---- Extracted material
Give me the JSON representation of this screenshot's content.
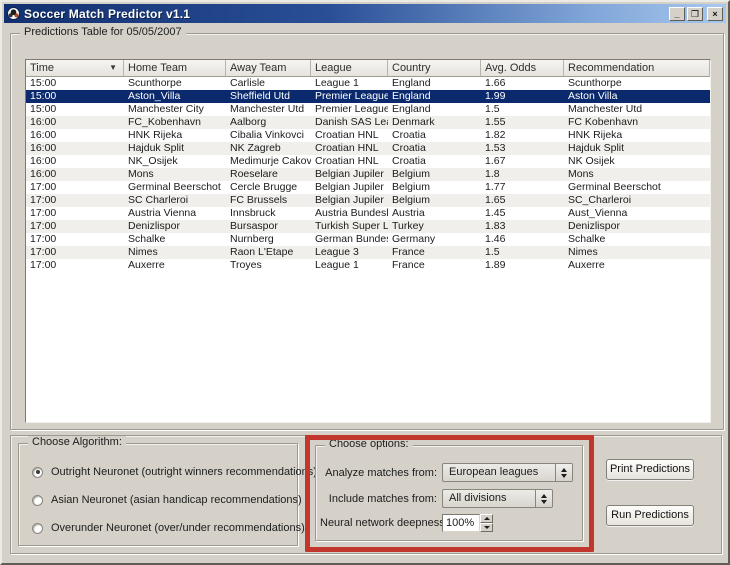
{
  "window": {
    "title": "Soccer Match Predictor v1.1",
    "controls": {
      "minimize": "_",
      "maximize": "❐",
      "close": "×"
    }
  },
  "colors": {
    "title_gradient_left": "#12306f",
    "title_gradient_right": "#a7c8ee",
    "selection": "#0b2a6e",
    "highlight_red": "#c2362d",
    "window_bg": "#d5d1c9"
  },
  "predictions_group": {
    "title": "Predictions Table for 05/05/2007"
  },
  "table": {
    "columns": [
      "Time",
      "Home Team",
      "Away Team",
      "League",
      "Country",
      "Avg. Odds",
      "Recommendation"
    ],
    "sort_column_index": 0,
    "sort_icon": "▼",
    "selected_row_index": 1,
    "rows": [
      [
        "15:00",
        "Scunthorpe",
        "Carlisle",
        "League 1",
        "England",
        "1.66",
        "Scunthorpe"
      ],
      [
        "15:00",
        "Aston_Villa",
        "Sheffield Utd",
        "Premier League",
        "England",
        "1.99",
        "Aston Villa"
      ],
      [
        "15:00",
        "Manchester City",
        "Manchester Utd",
        "Premier League",
        "England",
        "1.5",
        "Manchester Utd"
      ],
      [
        "16:00",
        "FC_Kobenhavn",
        "Aalborg",
        "Danish SAS League",
        "Denmark",
        "1.55",
        "FC Kobenhavn"
      ],
      [
        "16:00",
        "HNK Rijeka",
        "Cibalia Vinkovci",
        "Croatian HNL",
        "Croatia",
        "1.82",
        "HNK Rijeka"
      ],
      [
        "16:00",
        "Hajduk Split",
        "NK Zagreb",
        "Croatian HNL",
        "Croatia",
        "1.53",
        "Hajduk Split"
      ],
      [
        "16:00",
        "NK_Osijek",
        "Medimurje Cakovec",
        "Croatian HNL",
        "Croatia",
        "1.67",
        "NK Osijek"
      ],
      [
        "16:00",
        "Mons",
        "Roeselare",
        "Belgian Jupiler",
        "Belgium",
        "1.8",
        "Mons"
      ],
      [
        "17:00",
        "Germinal Beerschot",
        "Cercle Brugge",
        "Belgian Jupiler",
        "Belgium",
        "1.77",
        "Germinal Beerschot"
      ],
      [
        "17:00",
        "SC Charleroi",
        "FC Brussels",
        "Belgian Jupiler",
        "Belgium",
        "1.65",
        "SC_Charleroi"
      ],
      [
        "17:00",
        "Austria Vienna",
        "Innsbruck",
        "Austria Bundesliga",
        "Austria",
        "1.45",
        "Aust_Vienna"
      ],
      [
        "17:00",
        "Denizlispor",
        "Bursaspor",
        "Turkish Super Lea...",
        "Turkey",
        "1.83",
        "Denizlispor"
      ],
      [
        "17:00",
        "Schalke",
        "Nurnberg",
        "German Bundesliga",
        "Germany",
        "1.46",
        "Schalke"
      ],
      [
        "17:00",
        "Nimes",
        "Raon L'Etape",
        "League 3",
        "France",
        "1.5",
        "Nimes"
      ],
      [
        "17:00",
        "Auxerre",
        "Troyes",
        "League 1",
        "France",
        "1.89",
        "Auxerre"
      ]
    ]
  },
  "algorithm_group": {
    "title": "Choose Algorithm:",
    "options": [
      {
        "label": "Outright Neuronet  (outright winners recommendations)",
        "selected": true
      },
      {
        "label": "Asian Neuronet  (asian handicap recommendations)",
        "selected": false
      },
      {
        "label": "Overunder Neuronet  (over/under recommendations)",
        "selected": false
      }
    ]
  },
  "options_group": {
    "title": "Choose options:",
    "fields": [
      {
        "label": "Analyze matches from:",
        "value": "European leagues",
        "type": "dropdown"
      },
      {
        "label": "Include matches from:",
        "value": "All divisions",
        "type": "dropdown"
      },
      {
        "label": "Neural network deepness:",
        "value": "100%",
        "type": "spinner"
      }
    ]
  },
  "buttons": {
    "print": "Print Predictions",
    "run": "Run Predictions"
  }
}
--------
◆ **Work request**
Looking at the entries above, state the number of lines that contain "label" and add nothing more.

◆ **Reply**
6